Basically, it seems that in topology any object is equivalent to any other object if, when it is stretched/deformed, it can take the same shape without tearing apart or having distinct parts stuck together.
Okay – now we think that a topologist might be able to solve George the third’s problem. Like George the second, he’s got his shirt on inside out, and his hands are tied together. However, he’s also got his hands around a pole.
Let’s start with how a topologist might describe George the second. To a topologist:
- George the second (with his rope) is just part of a ring – formed by his arms and the rope.
- His head and lower torso are just odd, unfortunate lumps on the ring.
- Around this ring is another ring – his shirt – which could be stretched and rolled.
- His ‘shirt’ ring could easily twist around – turning outside in and inside out.
So if his head and body are shrunk down then his shirt can slide all along the ring, made of rope and arms (with a tiny head and tiny body), without any fuss, like his head or body getting in the way.
The closest George the second gets to this in the real world is when he’s removed the shirt over his head and the shirt is sitting on the rope in front of him – where is can easily twist around and be turned outside in – and then place back on again.
To a topologist, George the third is just the same as George the second – except the ring his arms and rope make now also circles around a pole (think of it as another infinite ring).
Now, a topologists could repeat what happened with George the second.
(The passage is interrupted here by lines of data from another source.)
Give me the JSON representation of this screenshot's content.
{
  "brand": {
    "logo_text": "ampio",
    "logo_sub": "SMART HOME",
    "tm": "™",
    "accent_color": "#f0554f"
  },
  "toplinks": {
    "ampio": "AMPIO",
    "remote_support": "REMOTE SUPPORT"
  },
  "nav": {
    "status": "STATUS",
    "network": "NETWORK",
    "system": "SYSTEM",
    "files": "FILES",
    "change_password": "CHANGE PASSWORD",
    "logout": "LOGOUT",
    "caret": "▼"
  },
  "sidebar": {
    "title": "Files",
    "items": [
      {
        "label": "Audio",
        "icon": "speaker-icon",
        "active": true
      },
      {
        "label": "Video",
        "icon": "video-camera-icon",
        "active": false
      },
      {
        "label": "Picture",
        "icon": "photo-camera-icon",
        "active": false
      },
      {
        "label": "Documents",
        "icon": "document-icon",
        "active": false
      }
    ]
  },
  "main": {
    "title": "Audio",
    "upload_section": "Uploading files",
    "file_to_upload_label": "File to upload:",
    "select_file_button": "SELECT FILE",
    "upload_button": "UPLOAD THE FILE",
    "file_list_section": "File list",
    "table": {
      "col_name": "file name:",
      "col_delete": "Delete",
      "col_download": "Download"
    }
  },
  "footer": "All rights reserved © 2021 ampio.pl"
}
He shrinks his head and torso – allows the shirt to sit on the ring and twist outside in again. The pole seems irrelevant to completing the task in the world of topology.
Of course, George is not an ideal topological object – but subject to the constraints of the real world (he can’t be stretched and shrunk).
The fact that George the third can’t morph the shape of his body into a ring may mean he'll be stuck around the pole for some time…
Though you might want to think about this: if the shirt had been very stretchy would a real world George have managed to turn it outside in and put it back on again (if for example, he could pass his body down the sleeve?)
What could you do next?
- Can you get out of the George the third challenge – post your clips on the 'Mathematical Striptease' You Tube page
- Post clips of other topological challenges
- Check out the mathematics courses at the Open University